All the more reason for SNFs to look for ways to improve their hospital readmission rates and avoid the associated costs in 2019. You can start by focusing on patient engagement, evaluating social determinants, follow-up calls, and staff competencies.

 

1. Patient Engagement

Patients and their loved ones are oftentimes faced with uncertainty when it comes time to leave the safety net of an SNF. Rather than overwhelm them with instructions and information on the day of discharge, start a discharge plan and educate your patients throughout their stay. On the day of discharge, spend adequate time thoroughly reviewing instructions and confirm the patient and their caretaker both understand. An extra hour spent during discharge is significantly less expensive than a hospital readmission a week down the road.

2. Evaluate Social Determinants

Social determinants—such as income, education level, living conditions, transportation access, and support networks—also play a significant role in hospital readmissions. Many experts say social determinants impact health more than medical status does. Screen for at-risk patients upon admission and then place resources where necessary to help with the social determinants.

3. Patient Follow-Up Calls

The period immediately following discharge is a vulnerable time for patients—one in which swift changes can occur. Following up with patients and their caregivers with a phone call soon after discharge can decrease confusion and reinforce follow-up plans. Post-discharge phone calls allow the SNF to identify and remedy any gaps that may pop up between admission and discharge. They also allow providers to emphasize key elements of the discharge instructions, medication changes, and follow-up plans. If you'd like to learn more about how Cortex can help you with your follow-up calls, contact us here.

4. Nursing Staff Competencies

Knowledge and competency are not the same things. Having a competent staff means they have knowledge and skills and are able to transfer both into intended and measurable outcomes. Without a competent staff, none of the aforementioned tactics can be accomplished to fidelity. Quality care is crucial to the success of an SNF, and having a competent staff is crucial for quality care.

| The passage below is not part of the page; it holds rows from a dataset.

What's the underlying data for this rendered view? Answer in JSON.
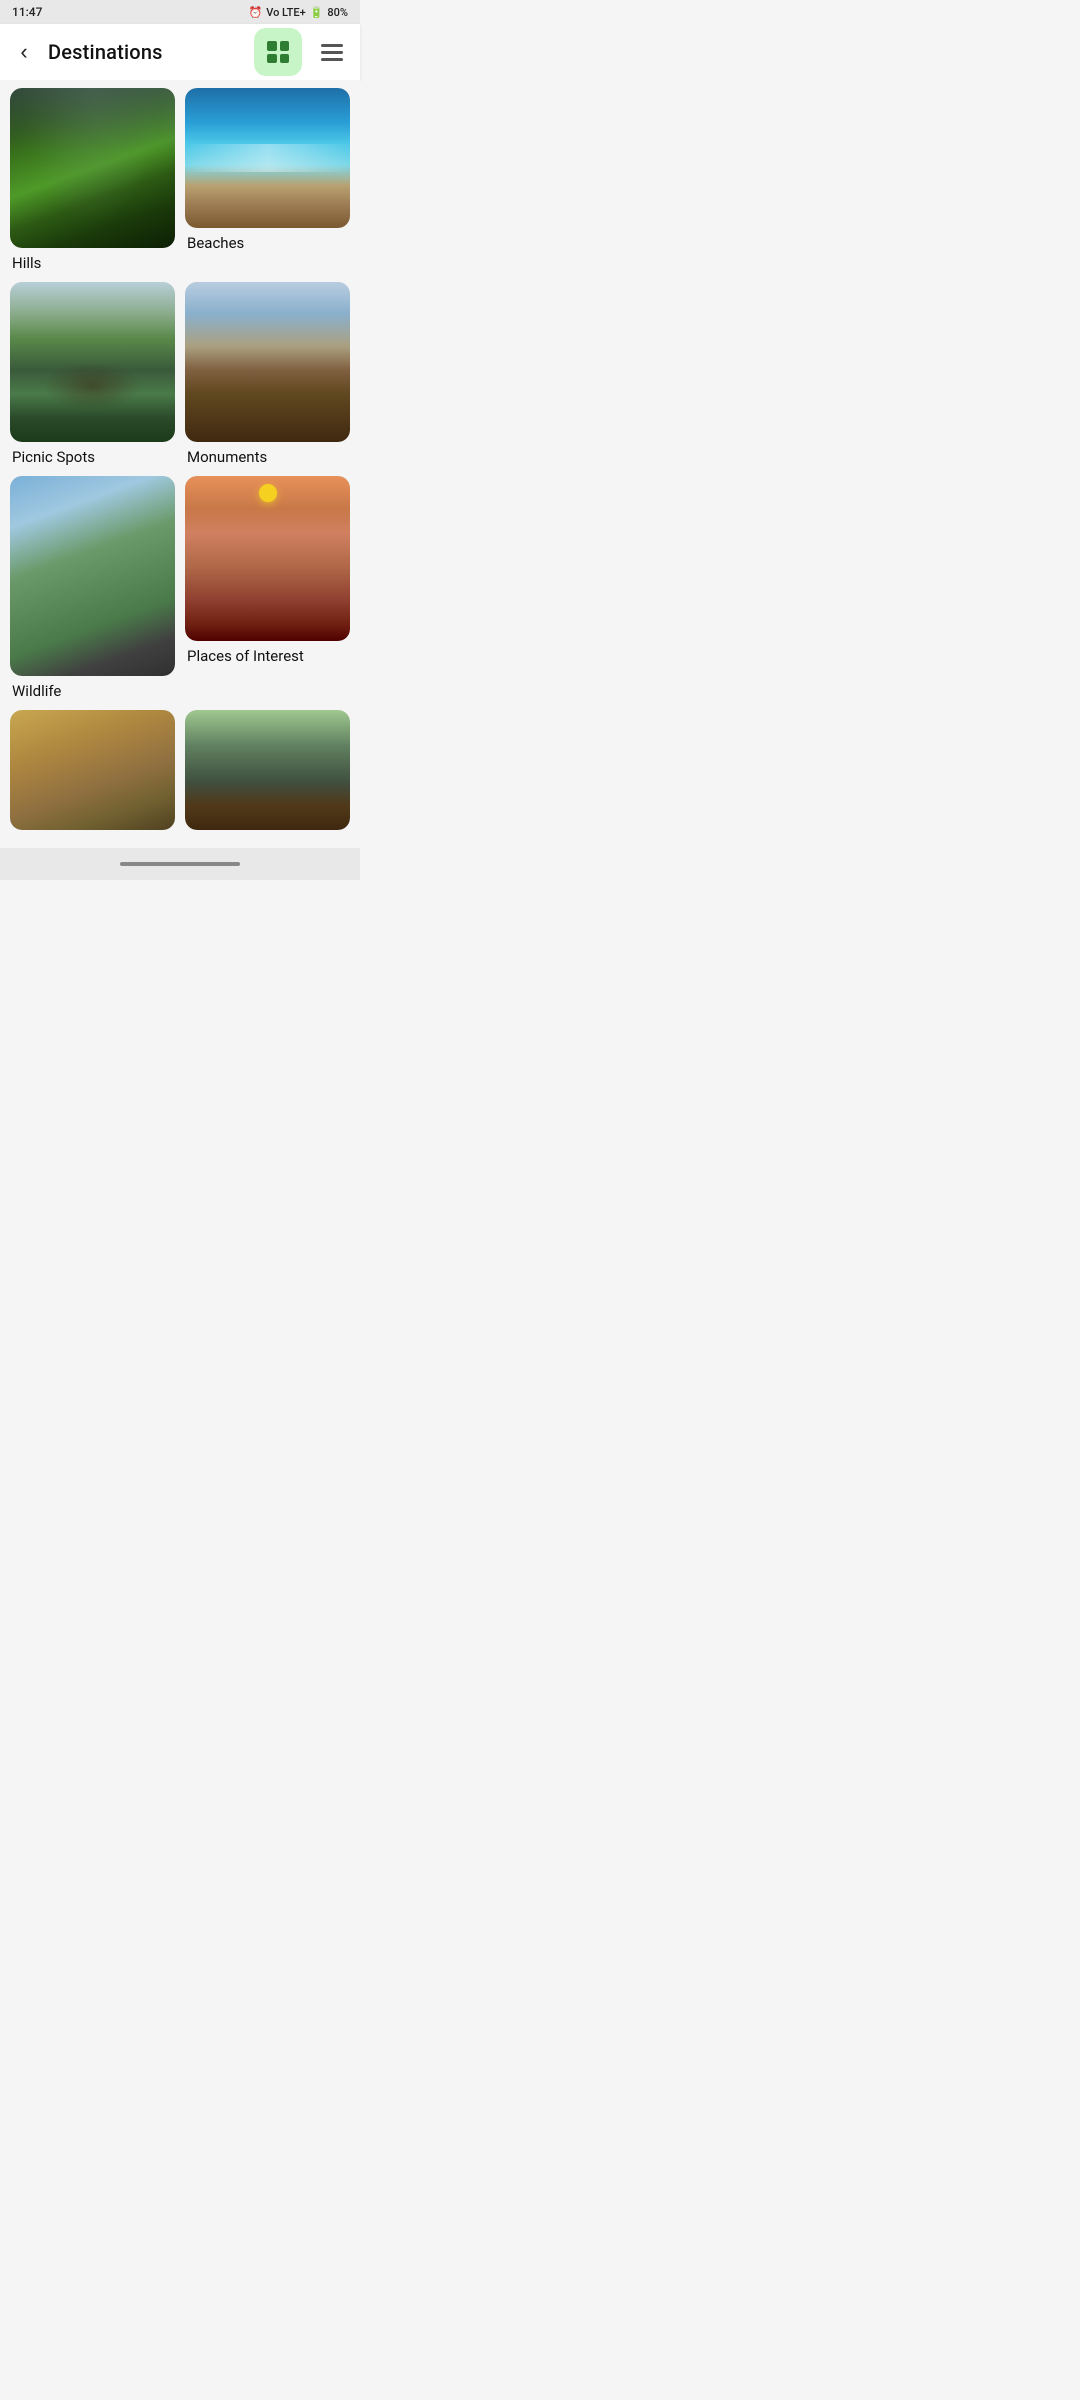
{
  "statusBar": {
    "time": "11:47",
    "battery": "80%",
    "signal": "LTE+"
  },
  "appBar": {
    "title": "Destinations",
    "backLabel": "back",
    "gridViewLabel": "grid view",
    "listViewLabel": "list view"
  },
  "destinations": [
    {
      "id": "hills",
      "label": "Hills",
      "imageType": "hills",
      "row": 0,
      "col": 0
    },
    {
      "id": "beaches",
      "label": "Beaches",
      "imageType": "beaches",
      "row": 0,
      "col": 1
    },
    {
      "id": "picnic-spots",
      "label": "Picnic Spots",
      "imageType": "picnic",
      "row": 1,
      "col": 0
    },
    {
      "id": "monuments",
      "label": "Monuments",
      "imageType": "monuments",
      "row": 1,
      "col": 1
    },
    {
      "id": "wildlife",
      "label": "Wildlife",
      "imageType": "wildlife",
      "row": 2,
      "col": 0
    },
    {
      "id": "places-of-interest",
      "label": "Places of Interest",
      "imageType": "places",
      "row": 2,
      "col": 1
    },
    {
      "id": "partial-bottom-left",
      "label": "",
      "imageType": "partial-bottom-left",
      "row": 3,
      "col": 0
    },
    {
      "id": "partial-bottom-right",
      "label": "",
      "imageType": "partial-bottom-right",
      "row": 3,
      "col": 1
    }
  ]
}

Reducing avoidable hospital readmissions offers a significant opportunity to reduce cost and improve the patient experience simultaneously. SNFs can also realize a substantial return on investment as value-based reimbursement models reward them for keeping patients as healthy as possible. So this year, be sure to focus on patient engagement, evaluating social determinants, follow-up calls, and staff competencies. Then CMS fines will quickly be a thing of the past.